Coming from the other direction, however, you will spot five segments of the Berlin Wall serving as a backdrop to a seating area where New Yorkers relax over a cup of coffee.
Jerry Spyer, the real estate mogul that owns the plaza, purchased it from the East German government and placed it here a year after the wall came down. This particular part of the wall came from Waldemarstrasse in Kreuzberg, Berlin.
The graffiti murals are the work of artists Thierry Noir and Kiddy Citny who, together with Christophe Bouchet in 1984, were the first people to dare deface the wall. Their aim was not to beautify it; rather they wanted to ridicule it and what it stood for. It was a hugely risky act of political protest, as the Berlin Wall was built a couple of metres inside the official border of East Germany and the East German soldiers could arrest anyone caught in the vicinity of the wall because they were trespassing on East German soil. These daring artists worked under cover of the night, always in groups, with at least one person keeping an eye out for soldiers. There were certain spots that were too dangerous to paint, particularly the covert concrete doorways that were hidden along the wall’s length. As the murals spread along the wall, so did public interest, and passers-by were often recruited to help out, under guidance from Noir, Bouchet, Citny and fellow artists.

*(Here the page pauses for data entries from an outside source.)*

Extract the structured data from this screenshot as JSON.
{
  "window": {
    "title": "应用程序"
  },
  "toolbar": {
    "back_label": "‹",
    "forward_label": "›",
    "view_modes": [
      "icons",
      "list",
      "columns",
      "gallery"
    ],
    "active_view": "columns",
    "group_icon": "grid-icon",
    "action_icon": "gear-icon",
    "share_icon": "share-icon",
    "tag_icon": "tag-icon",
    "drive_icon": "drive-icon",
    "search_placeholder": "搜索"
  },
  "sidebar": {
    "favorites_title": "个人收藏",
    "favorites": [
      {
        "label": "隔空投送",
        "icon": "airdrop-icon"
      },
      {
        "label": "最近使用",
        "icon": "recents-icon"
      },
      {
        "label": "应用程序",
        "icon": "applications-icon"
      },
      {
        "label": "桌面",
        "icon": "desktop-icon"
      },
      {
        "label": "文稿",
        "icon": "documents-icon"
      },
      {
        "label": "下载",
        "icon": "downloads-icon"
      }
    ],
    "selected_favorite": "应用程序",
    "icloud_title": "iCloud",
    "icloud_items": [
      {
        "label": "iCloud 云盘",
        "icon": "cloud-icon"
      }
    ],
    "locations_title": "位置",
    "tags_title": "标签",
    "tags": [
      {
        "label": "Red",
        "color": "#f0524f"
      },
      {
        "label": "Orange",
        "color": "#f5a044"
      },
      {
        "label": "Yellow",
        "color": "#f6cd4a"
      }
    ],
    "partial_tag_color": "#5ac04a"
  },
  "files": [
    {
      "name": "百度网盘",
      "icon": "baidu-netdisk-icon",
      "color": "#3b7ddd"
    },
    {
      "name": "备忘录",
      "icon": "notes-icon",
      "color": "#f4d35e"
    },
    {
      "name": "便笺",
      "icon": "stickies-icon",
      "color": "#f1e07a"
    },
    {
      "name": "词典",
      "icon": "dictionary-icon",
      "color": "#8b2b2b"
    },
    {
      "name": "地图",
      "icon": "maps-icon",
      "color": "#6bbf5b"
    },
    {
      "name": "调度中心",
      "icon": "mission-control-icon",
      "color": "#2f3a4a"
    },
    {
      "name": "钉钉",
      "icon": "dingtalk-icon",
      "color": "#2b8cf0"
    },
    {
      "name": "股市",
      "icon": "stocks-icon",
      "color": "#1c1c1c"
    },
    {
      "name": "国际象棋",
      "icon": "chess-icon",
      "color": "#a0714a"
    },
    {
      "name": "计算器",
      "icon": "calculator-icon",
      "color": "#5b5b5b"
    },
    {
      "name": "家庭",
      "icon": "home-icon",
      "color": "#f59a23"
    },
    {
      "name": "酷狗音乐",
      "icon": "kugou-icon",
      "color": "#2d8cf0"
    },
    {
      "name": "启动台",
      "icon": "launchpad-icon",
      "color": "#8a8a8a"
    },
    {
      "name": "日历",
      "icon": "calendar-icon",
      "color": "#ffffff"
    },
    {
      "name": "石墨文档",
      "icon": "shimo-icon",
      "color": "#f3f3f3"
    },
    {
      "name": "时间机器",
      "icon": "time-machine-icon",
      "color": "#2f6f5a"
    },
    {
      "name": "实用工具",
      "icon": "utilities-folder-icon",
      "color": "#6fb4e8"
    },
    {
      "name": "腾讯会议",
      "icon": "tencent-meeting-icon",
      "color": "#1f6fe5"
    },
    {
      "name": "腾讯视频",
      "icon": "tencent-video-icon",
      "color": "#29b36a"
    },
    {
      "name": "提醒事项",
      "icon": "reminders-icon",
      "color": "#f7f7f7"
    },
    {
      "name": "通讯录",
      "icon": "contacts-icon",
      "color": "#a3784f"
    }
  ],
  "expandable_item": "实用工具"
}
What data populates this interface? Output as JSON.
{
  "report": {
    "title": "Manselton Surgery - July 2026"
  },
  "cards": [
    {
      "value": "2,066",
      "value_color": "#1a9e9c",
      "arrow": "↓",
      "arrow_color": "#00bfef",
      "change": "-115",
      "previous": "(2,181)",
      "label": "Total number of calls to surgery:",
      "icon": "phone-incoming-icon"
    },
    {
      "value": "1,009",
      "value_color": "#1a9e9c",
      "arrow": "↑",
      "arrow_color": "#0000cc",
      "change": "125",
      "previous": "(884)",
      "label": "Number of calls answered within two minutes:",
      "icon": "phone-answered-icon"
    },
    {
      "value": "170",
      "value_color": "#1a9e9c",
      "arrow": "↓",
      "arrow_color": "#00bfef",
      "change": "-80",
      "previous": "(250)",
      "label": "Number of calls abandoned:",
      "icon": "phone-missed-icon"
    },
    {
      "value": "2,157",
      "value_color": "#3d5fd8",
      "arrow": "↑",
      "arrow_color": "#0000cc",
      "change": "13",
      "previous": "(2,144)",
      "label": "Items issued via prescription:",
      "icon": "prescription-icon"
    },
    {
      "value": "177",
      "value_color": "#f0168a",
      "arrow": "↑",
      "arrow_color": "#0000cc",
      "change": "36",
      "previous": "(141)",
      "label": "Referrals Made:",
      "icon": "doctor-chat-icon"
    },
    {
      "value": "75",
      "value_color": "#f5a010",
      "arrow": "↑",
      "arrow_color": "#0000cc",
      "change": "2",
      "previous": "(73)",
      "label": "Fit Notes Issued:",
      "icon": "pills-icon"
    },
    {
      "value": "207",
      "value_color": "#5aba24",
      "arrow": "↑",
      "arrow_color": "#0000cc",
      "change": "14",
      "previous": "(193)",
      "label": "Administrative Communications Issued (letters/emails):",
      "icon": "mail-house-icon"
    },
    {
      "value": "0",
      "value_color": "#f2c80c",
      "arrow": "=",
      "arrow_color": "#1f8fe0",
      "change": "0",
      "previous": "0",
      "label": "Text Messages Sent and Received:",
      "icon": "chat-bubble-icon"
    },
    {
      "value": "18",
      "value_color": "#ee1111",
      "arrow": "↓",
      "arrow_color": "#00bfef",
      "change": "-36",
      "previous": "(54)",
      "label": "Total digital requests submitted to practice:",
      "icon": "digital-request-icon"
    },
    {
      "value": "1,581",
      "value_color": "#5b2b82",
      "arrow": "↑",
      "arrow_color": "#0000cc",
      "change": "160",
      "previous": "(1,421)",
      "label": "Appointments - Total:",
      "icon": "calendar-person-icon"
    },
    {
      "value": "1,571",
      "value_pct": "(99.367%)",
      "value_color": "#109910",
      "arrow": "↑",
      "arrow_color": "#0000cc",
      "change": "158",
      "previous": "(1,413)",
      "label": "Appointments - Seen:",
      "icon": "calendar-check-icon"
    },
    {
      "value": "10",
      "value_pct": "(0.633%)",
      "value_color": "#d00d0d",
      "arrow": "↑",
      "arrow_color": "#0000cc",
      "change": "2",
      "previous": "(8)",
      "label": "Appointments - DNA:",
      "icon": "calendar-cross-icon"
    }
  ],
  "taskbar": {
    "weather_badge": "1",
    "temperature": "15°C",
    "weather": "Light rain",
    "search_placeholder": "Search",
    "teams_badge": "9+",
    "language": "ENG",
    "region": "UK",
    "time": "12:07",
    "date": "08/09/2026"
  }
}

It’s all to easy to forget the extraordinary act of political revolt these murals represent, but if you take a moment to look behind the concrete structure in the heart of Manhattan, it will become all too clear, as the back of the wall is riddled with bullet holes. Bullets that were shot at people trying to escape. Bullets that killed people.